The crack-like pores essential for the structure of a product according to the invention define a pore space/pore halo around the coarse MgO grains, not actually complete, but over considerable part of the respective coarse grain surface.

A synthetic sinter magnesia for example can be used as the MgO base material, but also fused magnesia or MgO fired from natural magnesite. The MgO coarse grain (the particles of the second structural phase) regularly have a grain size of <8 mm, mostly <6 mm, often also <4 mm.

The fired product should substantially be characterised by the two structural phases and the pores in between. Accordingly, the batch should contain additional components in contents as low as possible, conventionally <3 by mass percentage.

The batch is processed conventionally, for example with a temporary binder (such as a lignin sulfonate solution). The mixture is then compressed to bricks, dried and fired for example at 1500-1600° C.

FIG. 1 shows a typical structural image of a product according to the invention, including the marked section enlargement (FIG. 1a).

Structural phase 1, i.e. the MA spinel matrix, is marked 1 (or m), the coarse MgO grains (=2nd structural phase) 2 (or k). The spinel matrix was formed from fine-particle batch components on firing. The structure contains approx. 10% by mass secondary spinel which was only formed on firing.

The coarse MgO grains are separated from the surrounding matrix over large areas of its surface by three-dimensional crack-like pores (p). These pores were formed by different thermal elongation behaviour of the structural phases and the in situ spinel formation during firing of the product. FIG. 1 also shows the principle of the applied method for determining the structural phases by means of direct-light microscopy. The method described in Radex-Rundschau 1988, volume 4, pages 172-182, allows the determination of volume contents of various structural phases by the line cut method. Such a line is marked in FIG. 1 and shows that such pores (p) are present on virtually all surfaces of the MgO coarse grains. The concrete evaluation is carried out as follows: The ground section is superposed with randomly selected measuring lines. The chord lengths of the cut phases, grain (k), pore/pore halo (p) and matrix (m), are measured along these lines. The volume content of a phase corresponds to the number of measuring lines within a phase on the total measuring line, see also equation [1]:

Vx=(ΣLx)/Ltot [1]

Vx . . . volume content of phase x in [% v/v]

x . . . phase: grain k, pore halo p, matrix m

Lx . . . chord length within phase x

Ltol . . . total length of the measuring line

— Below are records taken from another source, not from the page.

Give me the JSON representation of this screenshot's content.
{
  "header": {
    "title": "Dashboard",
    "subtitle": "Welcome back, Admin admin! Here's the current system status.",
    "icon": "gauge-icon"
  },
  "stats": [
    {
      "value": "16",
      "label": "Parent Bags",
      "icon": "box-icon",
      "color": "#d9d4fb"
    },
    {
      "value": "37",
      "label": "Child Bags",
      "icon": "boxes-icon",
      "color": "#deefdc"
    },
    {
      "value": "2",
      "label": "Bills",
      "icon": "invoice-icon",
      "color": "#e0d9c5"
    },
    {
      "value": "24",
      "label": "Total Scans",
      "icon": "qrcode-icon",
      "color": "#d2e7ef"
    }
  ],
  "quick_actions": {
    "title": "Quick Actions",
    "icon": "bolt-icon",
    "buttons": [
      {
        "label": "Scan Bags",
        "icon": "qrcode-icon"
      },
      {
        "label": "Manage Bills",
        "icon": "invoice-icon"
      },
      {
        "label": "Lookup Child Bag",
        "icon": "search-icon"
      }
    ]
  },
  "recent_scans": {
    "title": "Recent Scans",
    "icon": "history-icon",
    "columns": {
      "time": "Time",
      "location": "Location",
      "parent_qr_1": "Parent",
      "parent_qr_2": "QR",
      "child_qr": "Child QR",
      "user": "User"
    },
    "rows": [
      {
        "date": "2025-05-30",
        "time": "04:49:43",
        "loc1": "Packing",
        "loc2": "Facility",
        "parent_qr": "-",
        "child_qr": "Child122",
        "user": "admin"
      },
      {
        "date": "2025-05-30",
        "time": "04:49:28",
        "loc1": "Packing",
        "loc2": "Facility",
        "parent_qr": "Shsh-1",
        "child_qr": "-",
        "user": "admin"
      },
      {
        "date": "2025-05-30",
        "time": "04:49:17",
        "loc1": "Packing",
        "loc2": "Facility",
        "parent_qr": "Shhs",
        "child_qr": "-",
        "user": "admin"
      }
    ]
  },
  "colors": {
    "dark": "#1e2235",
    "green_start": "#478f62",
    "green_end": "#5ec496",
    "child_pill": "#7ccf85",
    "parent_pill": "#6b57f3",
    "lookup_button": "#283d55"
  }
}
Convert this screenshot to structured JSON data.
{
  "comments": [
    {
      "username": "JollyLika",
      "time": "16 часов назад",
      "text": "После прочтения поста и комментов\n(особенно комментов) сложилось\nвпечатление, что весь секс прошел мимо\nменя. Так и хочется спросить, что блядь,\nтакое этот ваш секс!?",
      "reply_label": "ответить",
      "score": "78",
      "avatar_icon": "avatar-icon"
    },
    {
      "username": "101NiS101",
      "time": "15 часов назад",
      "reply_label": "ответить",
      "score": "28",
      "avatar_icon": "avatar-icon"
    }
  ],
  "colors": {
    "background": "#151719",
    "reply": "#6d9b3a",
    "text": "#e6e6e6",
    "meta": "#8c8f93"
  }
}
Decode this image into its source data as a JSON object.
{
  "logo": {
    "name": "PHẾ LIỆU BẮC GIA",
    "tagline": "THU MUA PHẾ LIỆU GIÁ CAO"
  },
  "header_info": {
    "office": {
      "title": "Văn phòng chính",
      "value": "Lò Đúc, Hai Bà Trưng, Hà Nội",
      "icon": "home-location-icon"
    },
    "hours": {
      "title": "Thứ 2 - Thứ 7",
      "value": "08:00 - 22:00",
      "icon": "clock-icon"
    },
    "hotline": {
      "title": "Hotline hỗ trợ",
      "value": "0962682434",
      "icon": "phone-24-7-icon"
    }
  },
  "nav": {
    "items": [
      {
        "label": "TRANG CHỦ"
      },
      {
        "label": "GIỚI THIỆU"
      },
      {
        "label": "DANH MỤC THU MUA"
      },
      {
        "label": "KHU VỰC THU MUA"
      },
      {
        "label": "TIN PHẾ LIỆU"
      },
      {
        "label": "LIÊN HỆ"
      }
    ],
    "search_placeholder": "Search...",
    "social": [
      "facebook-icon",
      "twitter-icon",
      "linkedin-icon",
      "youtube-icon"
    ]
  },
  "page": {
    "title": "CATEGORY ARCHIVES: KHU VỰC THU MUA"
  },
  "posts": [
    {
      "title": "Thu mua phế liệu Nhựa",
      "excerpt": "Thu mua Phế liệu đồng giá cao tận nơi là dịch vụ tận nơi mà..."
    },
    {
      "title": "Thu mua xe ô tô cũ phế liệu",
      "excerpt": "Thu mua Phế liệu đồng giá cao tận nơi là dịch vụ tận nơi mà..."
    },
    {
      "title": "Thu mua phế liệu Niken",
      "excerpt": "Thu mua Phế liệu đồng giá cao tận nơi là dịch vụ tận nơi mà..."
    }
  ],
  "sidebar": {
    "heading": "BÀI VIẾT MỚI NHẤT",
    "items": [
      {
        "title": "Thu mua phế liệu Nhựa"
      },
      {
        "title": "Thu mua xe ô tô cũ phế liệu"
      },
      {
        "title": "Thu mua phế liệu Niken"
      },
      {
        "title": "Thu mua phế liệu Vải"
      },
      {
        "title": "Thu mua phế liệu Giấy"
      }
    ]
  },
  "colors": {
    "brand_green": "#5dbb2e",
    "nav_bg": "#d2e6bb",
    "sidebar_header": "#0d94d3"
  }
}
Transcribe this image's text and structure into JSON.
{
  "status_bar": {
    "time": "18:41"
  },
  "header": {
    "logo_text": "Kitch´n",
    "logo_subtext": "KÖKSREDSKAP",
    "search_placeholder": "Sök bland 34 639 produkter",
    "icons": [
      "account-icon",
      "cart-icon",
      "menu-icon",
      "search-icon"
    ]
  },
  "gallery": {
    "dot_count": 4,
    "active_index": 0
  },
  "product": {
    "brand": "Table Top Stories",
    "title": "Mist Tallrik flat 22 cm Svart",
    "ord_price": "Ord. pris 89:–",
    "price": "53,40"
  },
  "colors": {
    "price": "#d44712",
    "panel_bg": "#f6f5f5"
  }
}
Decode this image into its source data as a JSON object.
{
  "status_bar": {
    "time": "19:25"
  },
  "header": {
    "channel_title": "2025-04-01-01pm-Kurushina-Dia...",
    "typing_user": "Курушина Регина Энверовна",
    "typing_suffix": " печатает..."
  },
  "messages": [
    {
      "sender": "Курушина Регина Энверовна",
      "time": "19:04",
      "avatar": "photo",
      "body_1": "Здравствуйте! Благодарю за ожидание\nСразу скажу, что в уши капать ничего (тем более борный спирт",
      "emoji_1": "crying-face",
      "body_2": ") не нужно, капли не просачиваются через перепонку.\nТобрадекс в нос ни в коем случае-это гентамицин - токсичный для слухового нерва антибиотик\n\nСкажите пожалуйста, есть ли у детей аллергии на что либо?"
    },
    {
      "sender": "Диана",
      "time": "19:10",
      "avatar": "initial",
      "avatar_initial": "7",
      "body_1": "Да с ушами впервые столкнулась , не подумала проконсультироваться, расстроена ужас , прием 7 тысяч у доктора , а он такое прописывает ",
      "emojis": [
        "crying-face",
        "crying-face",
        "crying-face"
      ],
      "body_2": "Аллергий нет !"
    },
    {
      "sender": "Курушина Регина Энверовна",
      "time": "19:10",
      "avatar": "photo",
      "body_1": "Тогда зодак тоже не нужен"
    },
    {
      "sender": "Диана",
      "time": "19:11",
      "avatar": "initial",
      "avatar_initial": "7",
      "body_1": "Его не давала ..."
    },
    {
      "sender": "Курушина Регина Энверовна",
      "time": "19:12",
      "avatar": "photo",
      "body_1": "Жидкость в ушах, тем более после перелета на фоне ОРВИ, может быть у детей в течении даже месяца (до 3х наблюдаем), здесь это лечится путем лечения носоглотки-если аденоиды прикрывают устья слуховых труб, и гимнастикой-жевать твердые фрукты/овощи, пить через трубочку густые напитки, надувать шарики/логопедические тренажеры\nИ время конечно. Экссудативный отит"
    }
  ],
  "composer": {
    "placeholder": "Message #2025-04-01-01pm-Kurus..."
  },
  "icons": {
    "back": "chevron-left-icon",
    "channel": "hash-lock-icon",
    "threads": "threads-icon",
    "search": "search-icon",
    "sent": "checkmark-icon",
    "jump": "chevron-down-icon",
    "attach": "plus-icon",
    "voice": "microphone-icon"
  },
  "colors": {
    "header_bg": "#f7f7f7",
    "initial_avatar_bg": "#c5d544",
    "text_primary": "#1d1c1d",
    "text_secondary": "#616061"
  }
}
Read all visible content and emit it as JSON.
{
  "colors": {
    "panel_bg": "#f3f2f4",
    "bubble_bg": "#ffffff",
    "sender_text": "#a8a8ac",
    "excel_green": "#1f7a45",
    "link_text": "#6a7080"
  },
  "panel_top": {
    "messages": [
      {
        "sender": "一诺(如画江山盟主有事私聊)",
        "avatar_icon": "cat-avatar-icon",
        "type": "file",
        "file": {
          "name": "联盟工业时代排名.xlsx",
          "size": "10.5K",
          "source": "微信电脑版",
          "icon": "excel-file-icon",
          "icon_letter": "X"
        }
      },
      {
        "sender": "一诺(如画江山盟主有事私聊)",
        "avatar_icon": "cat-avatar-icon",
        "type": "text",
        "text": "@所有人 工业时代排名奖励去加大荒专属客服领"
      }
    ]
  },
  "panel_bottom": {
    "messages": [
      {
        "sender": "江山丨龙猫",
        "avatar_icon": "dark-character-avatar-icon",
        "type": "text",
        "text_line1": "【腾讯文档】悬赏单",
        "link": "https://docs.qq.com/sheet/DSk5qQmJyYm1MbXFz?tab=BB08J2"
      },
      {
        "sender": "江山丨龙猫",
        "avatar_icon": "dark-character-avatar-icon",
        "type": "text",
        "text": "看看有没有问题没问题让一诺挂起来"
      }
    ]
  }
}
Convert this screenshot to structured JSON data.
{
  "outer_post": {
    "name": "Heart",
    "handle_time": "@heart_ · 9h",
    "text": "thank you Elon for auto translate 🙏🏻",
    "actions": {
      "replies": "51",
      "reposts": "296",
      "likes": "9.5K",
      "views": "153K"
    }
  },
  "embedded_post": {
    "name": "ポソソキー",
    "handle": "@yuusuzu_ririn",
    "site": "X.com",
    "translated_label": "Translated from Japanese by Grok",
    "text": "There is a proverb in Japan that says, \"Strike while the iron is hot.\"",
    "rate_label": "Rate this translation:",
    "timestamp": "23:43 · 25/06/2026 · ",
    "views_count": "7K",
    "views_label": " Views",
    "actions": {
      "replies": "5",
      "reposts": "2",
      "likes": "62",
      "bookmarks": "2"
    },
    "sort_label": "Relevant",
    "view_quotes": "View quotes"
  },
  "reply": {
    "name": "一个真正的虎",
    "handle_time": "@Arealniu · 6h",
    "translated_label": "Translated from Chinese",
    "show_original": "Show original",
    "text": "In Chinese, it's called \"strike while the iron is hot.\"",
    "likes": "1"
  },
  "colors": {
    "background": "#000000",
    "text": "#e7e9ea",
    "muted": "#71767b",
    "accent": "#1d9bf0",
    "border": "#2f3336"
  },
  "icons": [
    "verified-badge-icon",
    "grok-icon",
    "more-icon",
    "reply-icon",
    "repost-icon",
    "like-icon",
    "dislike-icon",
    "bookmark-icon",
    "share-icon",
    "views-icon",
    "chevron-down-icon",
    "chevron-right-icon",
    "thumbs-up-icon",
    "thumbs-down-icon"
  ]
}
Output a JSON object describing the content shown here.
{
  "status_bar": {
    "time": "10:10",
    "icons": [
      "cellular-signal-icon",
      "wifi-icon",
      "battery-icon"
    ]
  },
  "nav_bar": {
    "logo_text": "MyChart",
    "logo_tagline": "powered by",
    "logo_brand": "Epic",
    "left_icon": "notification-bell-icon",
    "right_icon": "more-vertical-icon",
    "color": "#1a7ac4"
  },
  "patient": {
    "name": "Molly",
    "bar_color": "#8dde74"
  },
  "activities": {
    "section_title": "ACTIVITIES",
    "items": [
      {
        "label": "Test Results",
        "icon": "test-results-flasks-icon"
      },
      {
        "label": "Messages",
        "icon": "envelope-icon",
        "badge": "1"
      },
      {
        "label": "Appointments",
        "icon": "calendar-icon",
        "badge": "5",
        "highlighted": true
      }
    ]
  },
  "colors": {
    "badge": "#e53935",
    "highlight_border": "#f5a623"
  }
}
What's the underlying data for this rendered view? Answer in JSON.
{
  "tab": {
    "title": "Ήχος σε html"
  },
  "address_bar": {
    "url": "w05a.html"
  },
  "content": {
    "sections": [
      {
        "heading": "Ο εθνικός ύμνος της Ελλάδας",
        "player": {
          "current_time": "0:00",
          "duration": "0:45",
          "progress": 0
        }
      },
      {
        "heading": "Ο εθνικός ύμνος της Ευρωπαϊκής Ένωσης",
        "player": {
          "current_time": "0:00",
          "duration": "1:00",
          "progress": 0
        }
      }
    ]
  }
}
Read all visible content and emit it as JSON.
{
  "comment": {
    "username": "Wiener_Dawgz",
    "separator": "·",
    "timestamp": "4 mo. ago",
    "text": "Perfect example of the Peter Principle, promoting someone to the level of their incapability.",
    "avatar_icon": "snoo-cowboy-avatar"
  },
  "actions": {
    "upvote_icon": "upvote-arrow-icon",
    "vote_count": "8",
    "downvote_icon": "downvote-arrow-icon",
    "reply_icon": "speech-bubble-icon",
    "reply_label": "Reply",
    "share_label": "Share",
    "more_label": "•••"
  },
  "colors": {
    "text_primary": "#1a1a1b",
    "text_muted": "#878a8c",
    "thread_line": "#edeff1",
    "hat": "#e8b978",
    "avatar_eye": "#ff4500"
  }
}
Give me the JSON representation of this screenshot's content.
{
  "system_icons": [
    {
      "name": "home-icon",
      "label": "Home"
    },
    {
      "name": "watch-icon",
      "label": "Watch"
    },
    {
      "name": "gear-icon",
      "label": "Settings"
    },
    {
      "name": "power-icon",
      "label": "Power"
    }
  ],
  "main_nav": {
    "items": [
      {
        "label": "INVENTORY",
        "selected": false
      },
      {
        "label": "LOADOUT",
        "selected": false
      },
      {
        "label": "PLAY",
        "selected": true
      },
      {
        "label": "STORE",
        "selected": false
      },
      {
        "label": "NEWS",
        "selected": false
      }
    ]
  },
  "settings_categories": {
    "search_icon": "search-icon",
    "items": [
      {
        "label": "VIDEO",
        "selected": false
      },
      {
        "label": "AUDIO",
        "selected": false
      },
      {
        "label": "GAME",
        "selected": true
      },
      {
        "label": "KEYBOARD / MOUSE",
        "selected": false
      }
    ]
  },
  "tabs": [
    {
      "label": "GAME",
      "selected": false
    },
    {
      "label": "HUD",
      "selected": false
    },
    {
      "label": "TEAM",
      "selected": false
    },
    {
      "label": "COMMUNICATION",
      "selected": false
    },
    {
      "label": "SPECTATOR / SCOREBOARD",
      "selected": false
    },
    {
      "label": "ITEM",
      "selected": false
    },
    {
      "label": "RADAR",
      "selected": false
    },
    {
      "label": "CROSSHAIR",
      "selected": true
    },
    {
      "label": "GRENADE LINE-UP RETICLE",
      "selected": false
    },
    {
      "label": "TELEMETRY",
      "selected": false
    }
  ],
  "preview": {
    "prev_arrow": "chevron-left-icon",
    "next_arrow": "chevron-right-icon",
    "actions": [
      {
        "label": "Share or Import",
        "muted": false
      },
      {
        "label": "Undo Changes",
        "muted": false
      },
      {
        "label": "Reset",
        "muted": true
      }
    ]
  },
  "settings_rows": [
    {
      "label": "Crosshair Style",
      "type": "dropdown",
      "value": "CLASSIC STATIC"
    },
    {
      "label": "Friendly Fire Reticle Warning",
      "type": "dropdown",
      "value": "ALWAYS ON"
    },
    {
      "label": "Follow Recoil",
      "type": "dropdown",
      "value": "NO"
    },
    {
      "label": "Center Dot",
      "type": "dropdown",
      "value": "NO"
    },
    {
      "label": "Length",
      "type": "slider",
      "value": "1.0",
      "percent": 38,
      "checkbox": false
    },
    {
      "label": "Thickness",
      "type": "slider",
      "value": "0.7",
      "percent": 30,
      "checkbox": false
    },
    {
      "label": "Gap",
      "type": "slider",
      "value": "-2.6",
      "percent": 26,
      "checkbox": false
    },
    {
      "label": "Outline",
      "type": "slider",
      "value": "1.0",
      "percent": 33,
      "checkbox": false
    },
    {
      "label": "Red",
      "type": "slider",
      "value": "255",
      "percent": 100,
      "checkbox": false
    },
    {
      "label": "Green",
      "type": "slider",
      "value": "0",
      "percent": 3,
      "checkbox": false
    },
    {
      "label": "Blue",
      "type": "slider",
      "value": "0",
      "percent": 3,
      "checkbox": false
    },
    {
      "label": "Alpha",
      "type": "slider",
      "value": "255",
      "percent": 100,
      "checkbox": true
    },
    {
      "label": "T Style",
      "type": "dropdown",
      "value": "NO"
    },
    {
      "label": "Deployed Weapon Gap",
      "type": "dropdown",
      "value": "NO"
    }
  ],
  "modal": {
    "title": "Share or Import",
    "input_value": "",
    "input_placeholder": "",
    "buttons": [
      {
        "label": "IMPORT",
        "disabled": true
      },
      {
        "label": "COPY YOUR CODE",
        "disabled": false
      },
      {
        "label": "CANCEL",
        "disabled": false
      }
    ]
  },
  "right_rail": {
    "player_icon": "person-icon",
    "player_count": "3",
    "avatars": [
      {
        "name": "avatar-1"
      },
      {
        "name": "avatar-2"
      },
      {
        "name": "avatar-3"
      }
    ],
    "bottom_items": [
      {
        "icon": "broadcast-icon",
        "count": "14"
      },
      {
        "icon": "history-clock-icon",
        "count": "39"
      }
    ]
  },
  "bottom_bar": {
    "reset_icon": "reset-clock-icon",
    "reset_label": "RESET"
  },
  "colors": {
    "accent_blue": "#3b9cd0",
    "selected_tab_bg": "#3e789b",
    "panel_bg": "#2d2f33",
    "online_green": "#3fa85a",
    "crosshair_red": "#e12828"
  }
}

For a representative and reproducible evaluation, 50 to 100 lines per ground section should be evaluated, wherein the lines run in different directions. In addition, at least three ground sections in three different directions of the coordinate system should be taken as a basis. The volume contents of the structural phases and pores are obtained from the mean calculation of the individual data thus obtained.